__Dataset entries__:
________________________________________
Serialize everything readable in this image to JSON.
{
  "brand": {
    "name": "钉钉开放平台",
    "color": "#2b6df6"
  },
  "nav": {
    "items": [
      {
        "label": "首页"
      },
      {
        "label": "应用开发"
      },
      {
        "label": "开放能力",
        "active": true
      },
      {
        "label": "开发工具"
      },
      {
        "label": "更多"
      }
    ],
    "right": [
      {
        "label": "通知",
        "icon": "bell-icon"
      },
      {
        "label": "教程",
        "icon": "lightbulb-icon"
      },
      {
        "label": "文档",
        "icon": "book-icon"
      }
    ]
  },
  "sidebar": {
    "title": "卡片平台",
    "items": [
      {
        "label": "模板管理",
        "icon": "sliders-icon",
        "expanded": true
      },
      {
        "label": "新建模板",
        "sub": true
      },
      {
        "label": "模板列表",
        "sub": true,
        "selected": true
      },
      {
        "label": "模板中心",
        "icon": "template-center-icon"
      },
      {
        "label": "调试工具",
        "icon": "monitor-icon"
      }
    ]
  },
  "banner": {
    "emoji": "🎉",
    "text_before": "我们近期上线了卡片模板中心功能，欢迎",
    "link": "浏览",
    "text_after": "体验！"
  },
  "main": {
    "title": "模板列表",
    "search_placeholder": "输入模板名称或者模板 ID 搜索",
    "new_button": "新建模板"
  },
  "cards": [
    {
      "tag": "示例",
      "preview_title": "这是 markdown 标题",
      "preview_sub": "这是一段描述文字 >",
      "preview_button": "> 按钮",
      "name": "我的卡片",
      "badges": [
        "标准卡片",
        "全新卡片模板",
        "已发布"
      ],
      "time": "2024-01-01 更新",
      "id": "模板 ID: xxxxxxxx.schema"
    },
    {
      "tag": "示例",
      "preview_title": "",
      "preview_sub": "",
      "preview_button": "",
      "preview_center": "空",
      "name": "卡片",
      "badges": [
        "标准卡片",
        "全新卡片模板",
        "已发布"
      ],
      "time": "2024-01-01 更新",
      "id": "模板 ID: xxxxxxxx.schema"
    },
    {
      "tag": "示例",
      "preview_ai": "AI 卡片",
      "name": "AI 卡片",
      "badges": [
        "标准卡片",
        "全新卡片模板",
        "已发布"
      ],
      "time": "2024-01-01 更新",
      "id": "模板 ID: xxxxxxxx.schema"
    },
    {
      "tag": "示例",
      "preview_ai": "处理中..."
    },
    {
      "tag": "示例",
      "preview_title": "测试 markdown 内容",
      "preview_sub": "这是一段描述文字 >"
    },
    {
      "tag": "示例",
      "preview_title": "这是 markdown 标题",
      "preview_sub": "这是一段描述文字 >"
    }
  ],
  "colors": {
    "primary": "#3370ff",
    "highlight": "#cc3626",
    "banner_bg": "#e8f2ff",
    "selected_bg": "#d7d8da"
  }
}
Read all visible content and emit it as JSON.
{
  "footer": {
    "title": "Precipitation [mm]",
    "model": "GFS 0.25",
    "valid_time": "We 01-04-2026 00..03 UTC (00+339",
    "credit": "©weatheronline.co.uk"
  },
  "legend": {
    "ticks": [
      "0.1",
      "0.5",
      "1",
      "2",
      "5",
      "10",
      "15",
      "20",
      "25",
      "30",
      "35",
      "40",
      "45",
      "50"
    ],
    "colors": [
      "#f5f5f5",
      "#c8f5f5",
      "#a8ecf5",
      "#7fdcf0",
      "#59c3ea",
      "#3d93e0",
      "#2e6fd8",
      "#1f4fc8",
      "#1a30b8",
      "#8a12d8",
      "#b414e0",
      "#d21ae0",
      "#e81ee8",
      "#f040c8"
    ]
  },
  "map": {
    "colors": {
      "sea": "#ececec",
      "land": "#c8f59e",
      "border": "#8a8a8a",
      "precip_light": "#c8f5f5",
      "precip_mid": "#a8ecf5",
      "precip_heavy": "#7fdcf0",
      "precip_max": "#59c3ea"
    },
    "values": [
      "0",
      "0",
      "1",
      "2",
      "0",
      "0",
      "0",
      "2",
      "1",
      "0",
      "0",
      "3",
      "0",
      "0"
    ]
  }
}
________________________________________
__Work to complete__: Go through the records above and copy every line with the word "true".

__Result below__:
        "active": true
        "expanded": true
        "sub": true
        "sub": true,
        "selected": true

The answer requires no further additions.